Centre Spatial de Liège, Liège Science Park, Avenue du Pré Aily 4031 Angleur 15:00
Sarah BAATOUT (Director of Radiobiology Unit, Belgian Nuclear Research Center (SCK-CEN, Mol)

In the context of the 50th anniversary of the first man landing on the Moon, this presentation will review health issues from Apollo lunar astronauts, the only humans to have traveled beyond Earth’s magnetosphere compared to astronauts who flew only in low Earth orbit (LEO). 

The existing record for the longest consecutive space flight is 438 days, and the most accrued time in space is 878 days. The longest time spent outside the protection of the Earth's Van Allen radiation belt is about 12 days for the Apollo 17 moon landing. This is minor in comparison to the 1100-day journey planned by the various space agencies to go to Moon and to Mars. 

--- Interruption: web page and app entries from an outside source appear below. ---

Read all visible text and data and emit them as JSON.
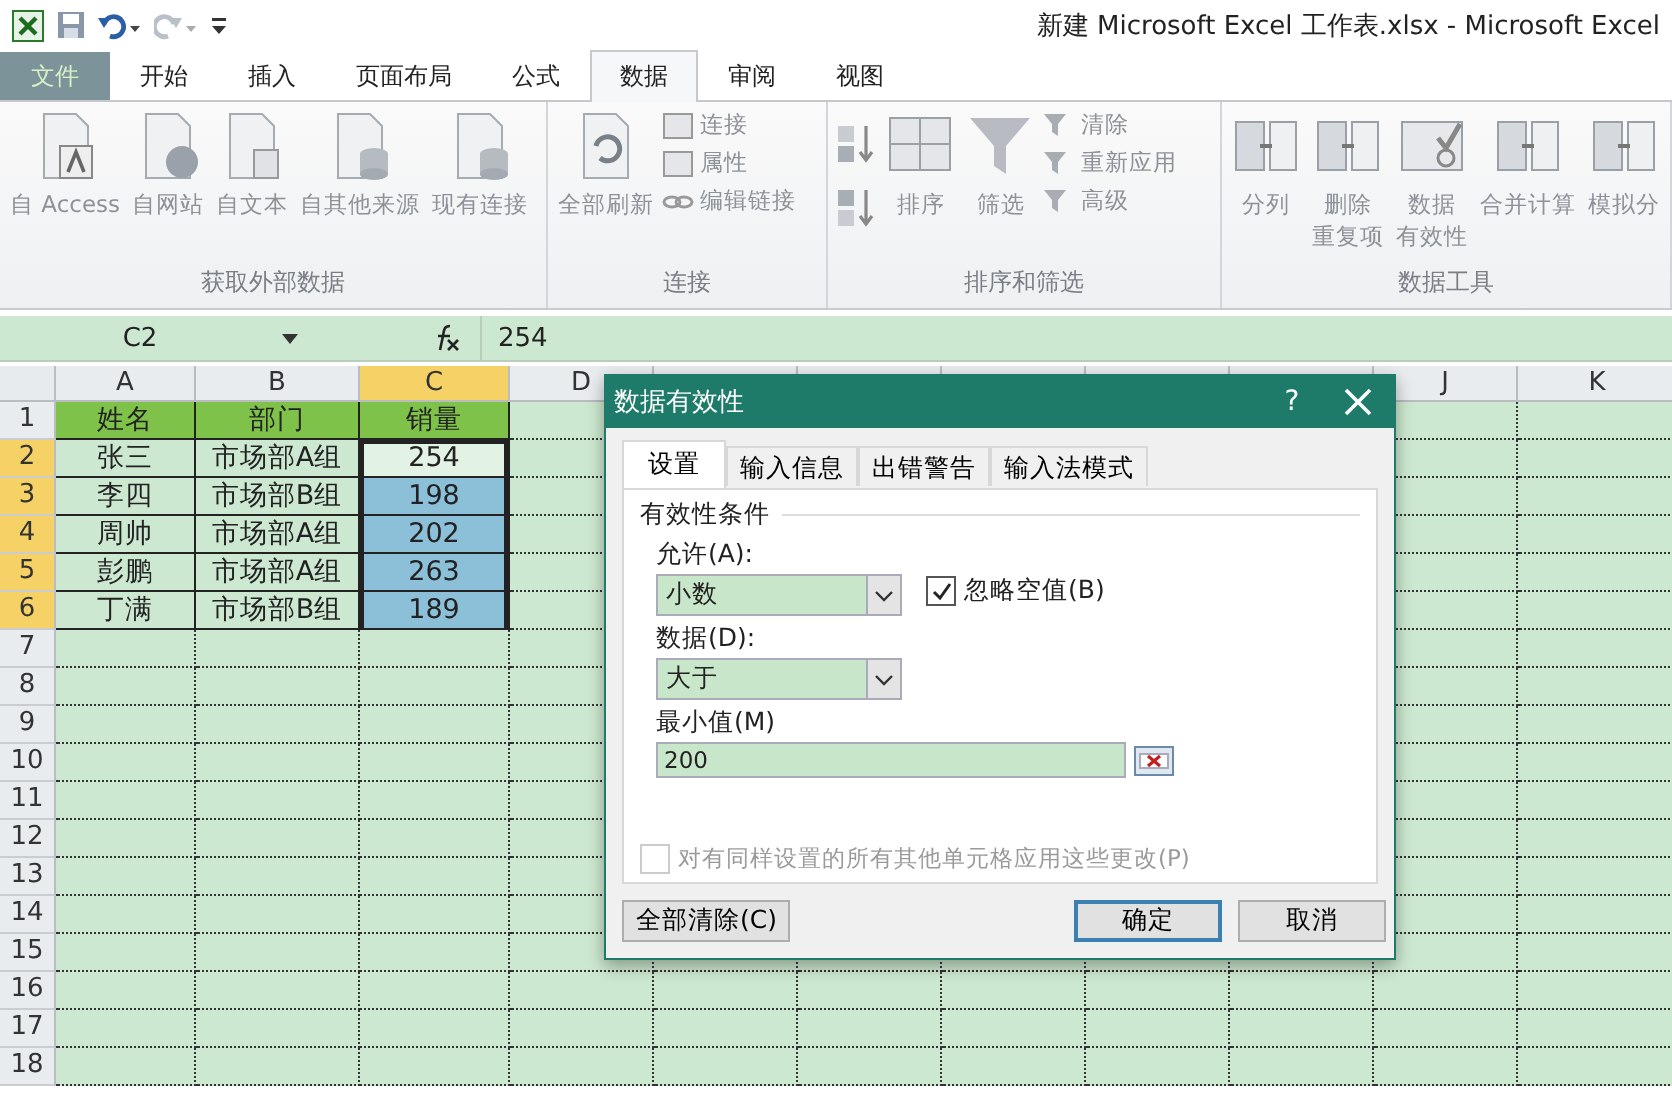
{
  "title_bar": {
    "title": "新建 Microsoft Excel 工作表.xlsx  -  Microsoft Excel"
  },
  "ribbon_tabs": [
    {
      "label": "文件",
      "kind": "file",
      "selected": false
    },
    {
      "label": "开始",
      "kind": "tab",
      "selected": false
    },
    {
      "label": "插入",
      "kind": "tab",
      "selected": false
    },
    {
      "label": "页面布局",
      "kind": "tab",
      "selected": false
    },
    {
      "label": "公式",
      "kind": "tab",
      "selected": false
    },
    {
      "label": "数据",
      "kind": "tab",
      "selected": true
    },
    {
      "label": "审阅",
      "kind": "tab",
      "selected": false
    },
    {
      "label": "视图",
      "kind": "tab",
      "selected": false
    }
  ],
  "ribbon_groups": [
    {
      "label": "获取外部数据",
      "commands": [
        {
          "kind": "large",
          "label": "自 Access"
        },
        {
          "kind": "large",
          "label": "自网站"
        },
        {
          "kind": "large",
          "label": "自文本"
        },
        {
          "kind": "large",
          "label": "自其他来源"
        },
        {
          "kind": "large",
          "label": "现有连接"
        }
      ]
    },
    {
      "label": "连接",
      "commands": [
        {
          "kind": "large",
          "label": "全部刷新"
        },
        {
          "kind": "small",
          "label": "连接"
        },
        {
          "kind": "small",
          "label": "属性"
        },
        {
          "kind": "small",
          "label": "编辑链接"
        }
      ]
    },
    {
      "label": "排序和筛选",
      "commands": [
        {
          "kind": "sortpair"
        },
        {
          "kind": "large",
          "label": "排序"
        },
        {
          "kind": "large",
          "label": "筛选"
        },
        {
          "kind": "small",
          "label": "清除"
        },
        {
          "kind": "small",
          "label": "重新应用"
        },
        {
          "kind": "small",
          "label": "高级"
        }
      ]
    },
    {
      "label": "数据工具",
      "commands": [
        {
          "kind": "large",
          "label": "分列"
        },
        {
          "kind": "large",
          "lines": [
            "删除",
            "重复项"
          ]
        },
        {
          "kind": "large",
          "lines": [
            "数据",
            "有效性"
          ]
        },
        {
          "kind": "large",
          "label": "合并计算"
        },
        {
          "kind": "large",
          "label": "模拟分"
        }
      ]
    }
  ],
  "formula_bar": {
    "name_box": "C2",
    "value": "254"
  },
  "sheet": {
    "columns": [
      {
        "label": "A",
        "selected": false
      },
      {
        "label": "B",
        "selected": false
      },
      {
        "label": "C",
        "selected": true
      },
      {
        "label": "D",
        "selected": false
      },
      {
        "label": "J",
        "selected": false
      },
      {
        "label": "K",
        "selected": false
      }
    ],
    "rows": [
      {
        "label": "1",
        "selected": false,
        "kind": "header",
        "cells": [
          {
            "text": "姓名",
            "selected": false
          },
          {
            "text": "部门",
            "selected": false
          },
          {
            "text": "销量",
            "selected": false
          }
        ]
      },
      {
        "label": "2",
        "selected": true,
        "kind": "data",
        "cells": [
          {
            "text": "张三",
            "selected": false
          },
          {
            "text": "市场部A组",
            "selected": false
          },
          {
            "text": "254",
            "selected": true,
            "active": true
          }
        ]
      },
      {
        "label": "3",
        "selected": true,
        "kind": "data",
        "cells": [
          {
            "text": "李四",
            "selected": false
          },
          {
            "text": "市场部B组",
            "selected": false
          },
          {
            "text": "198",
            "selected": true,
            "active": false
          }
        ]
      },
      {
        "label": "4",
        "selected": true,
        "kind": "data",
        "cells": [
          {
            "text": "周帅",
            "selected": false
          },
          {
            "text": "市场部A组",
            "selected": false
          },
          {
            "text": "202",
            "selected": true,
            "active": false
          }
        ]
      },
      {
        "label": "5",
        "selected": true,
        "kind": "data",
        "cells": [
          {
            "text": "彭鹏",
            "selected": false
          },
          {
            "text": "市场部A组",
            "selected": false
          },
          {
            "text": "263",
            "selected": true,
            "active": false
          }
        ]
      },
      {
        "label": "6",
        "selected": true,
        "kind": "data",
        "cells": [
          {
            "text": "丁满",
            "selected": false
          },
          {
            "text": "市场部B组",
            "selected": false
          },
          {
            "text": "189",
            "selected": true,
            "active": false
          }
        ]
      },
      {
        "label": "7",
        "selected": false,
        "kind": "empty"
      },
      {
        "label": "8",
        "selected": false,
        "kind": "empty"
      },
      {
        "label": "9",
        "selected": false,
        "kind": "empty"
      },
      {
        "label": "10",
        "selected": false,
        "kind": "empty"
      },
      {
        "label": "11",
        "selected": false,
        "kind": "empty"
      },
      {
        "label": "12",
        "selected": false,
        "kind": "empty"
      },
      {
        "label": "13",
        "selected": false,
        "kind": "empty"
      },
      {
        "label": "14",
        "selected": false,
        "kind": "empty"
      },
      {
        "label": "15",
        "selected": false,
        "kind": "empty"
      },
      {
        "label": "16",
        "selected": false,
        "kind": "empty"
      },
      {
        "label": "17",
        "selected": false,
        "kind": "empty"
      },
      {
        "label": "18",
        "selected": false,
        "kind": "empty"
      }
    ]
  },
  "dialog": {
    "title": "数据有效性",
    "help": "?",
    "tabs": [
      {
        "label": "设置",
        "selected": true
      },
      {
        "label": "输入信息",
        "selected": false
      },
      {
        "label": "出错警告",
        "selected": false
      },
      {
        "label": "输入法模式",
        "selected": false
      }
    ],
    "section": "有效性条件",
    "allow": {
      "label": "允许(A):",
      "value": "小数"
    },
    "ignore_blank": {
      "label": "忽略空值(B)",
      "checked": true
    },
    "data": {
      "label": "数据(D):",
      "value": "大于"
    },
    "minimum": {
      "label": "最小值(M)",
      "value": "200"
    },
    "apply_all": {
      "label": "对有同样设置的所有其他单元格应用这些更改(P)",
      "checked": false
    },
    "buttons": [
      {
        "label": "全部清除(C)",
        "kind": "left",
        "default": false
      },
      {
        "label": "确定",
        "kind": "right",
        "default": true
      },
      {
        "label": "取消",
        "kind": "right",
        "default": false
      }
    ]
  }
}
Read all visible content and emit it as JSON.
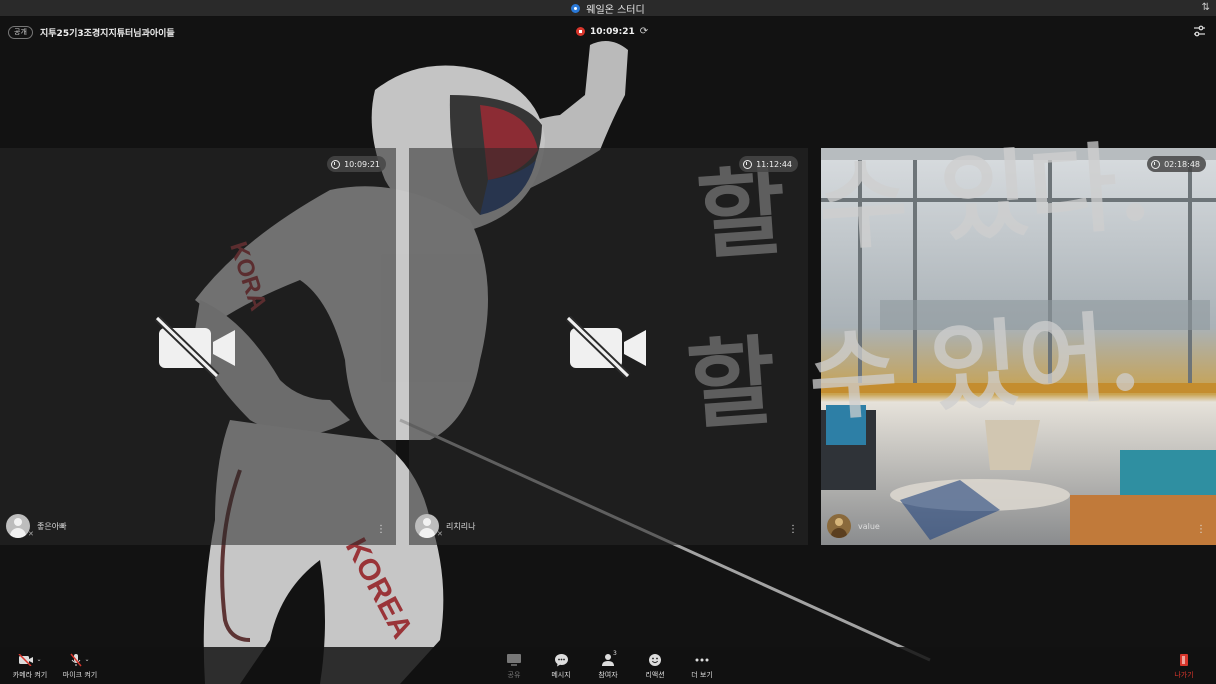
{
  "window": {
    "title": "웨일온 스터디"
  },
  "header": {
    "badge": "공개",
    "room_title": "지투25기3조경지지튜터님과아이들",
    "timer": "10:09:21"
  },
  "background_art": {
    "calligraphy_line_1": "할 수 있다.",
    "calligraphy_line_2": "할 수 있어."
  },
  "tiles": [
    {
      "time": "10:09:21",
      "name": "좋은아빠",
      "camera": "off"
    },
    {
      "time": "11:12:44",
      "name": "리치리나",
      "camera": "off"
    },
    {
      "time": "02:18:48",
      "name": "value",
      "camera": "on"
    }
  ],
  "toolbar": {
    "camera": "카메라 켜기",
    "mic": "마이크 켜기",
    "share": "공유",
    "message": "메시지",
    "participants": "참여자",
    "participants_count": "3",
    "reaction": "리액션",
    "more": "더 보기",
    "leave": "나가기"
  },
  "colors": {
    "accent_red": "#d8362c",
    "accent_blue": "#2a79d8"
  }
}
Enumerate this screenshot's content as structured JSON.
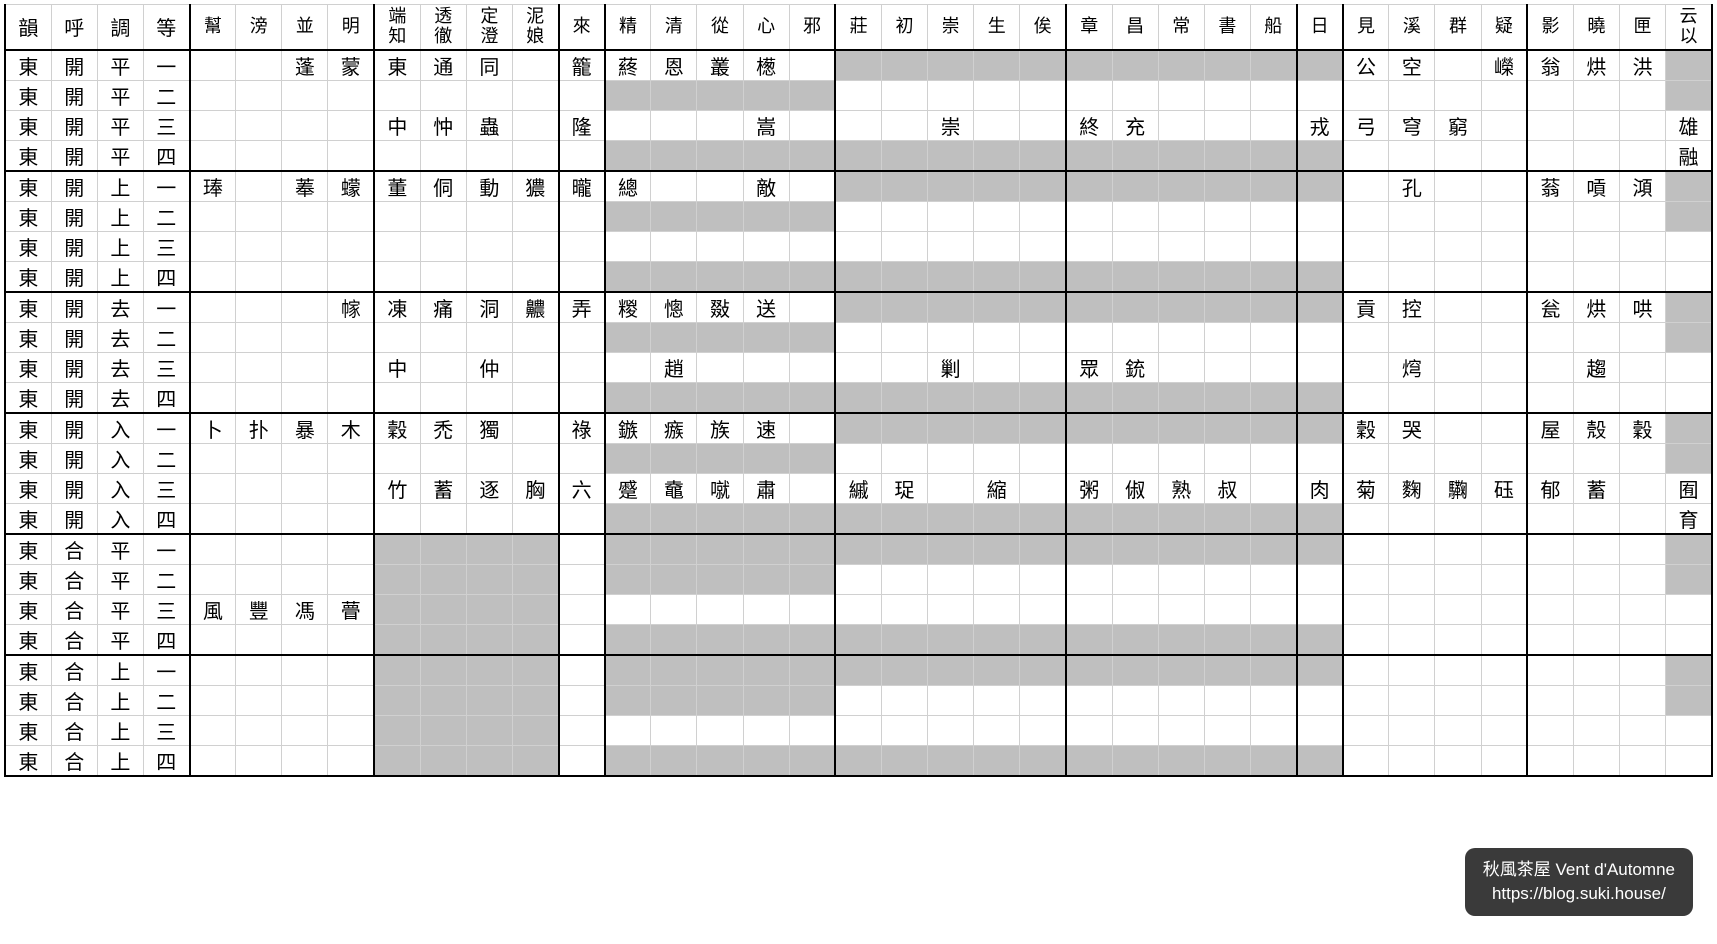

As many nations contemplate extended manned missions to Mars and the Moon, health risks will increase as travel goes beyond the Earth’s protective magnetosphere into the more intense deep space radiation environment.

Mars is the focus of much scientific study about possible human colonization. Many different biological functions can be negatively affected by the environment of Mars colonies. Due to higher levels of radiation, there are a multitude of physical side-effects that must be mitigated. In addition Martian soil contains high levels of toxins which are hazardous to human health. 

As the Belgian Nuclear Research Centre (SCK•CEN) is much involved in space life science programmes, part of this presentation will be devoted to the current space health research programme as well space radiation dosimetry and the control and use of microbes to support human life in space.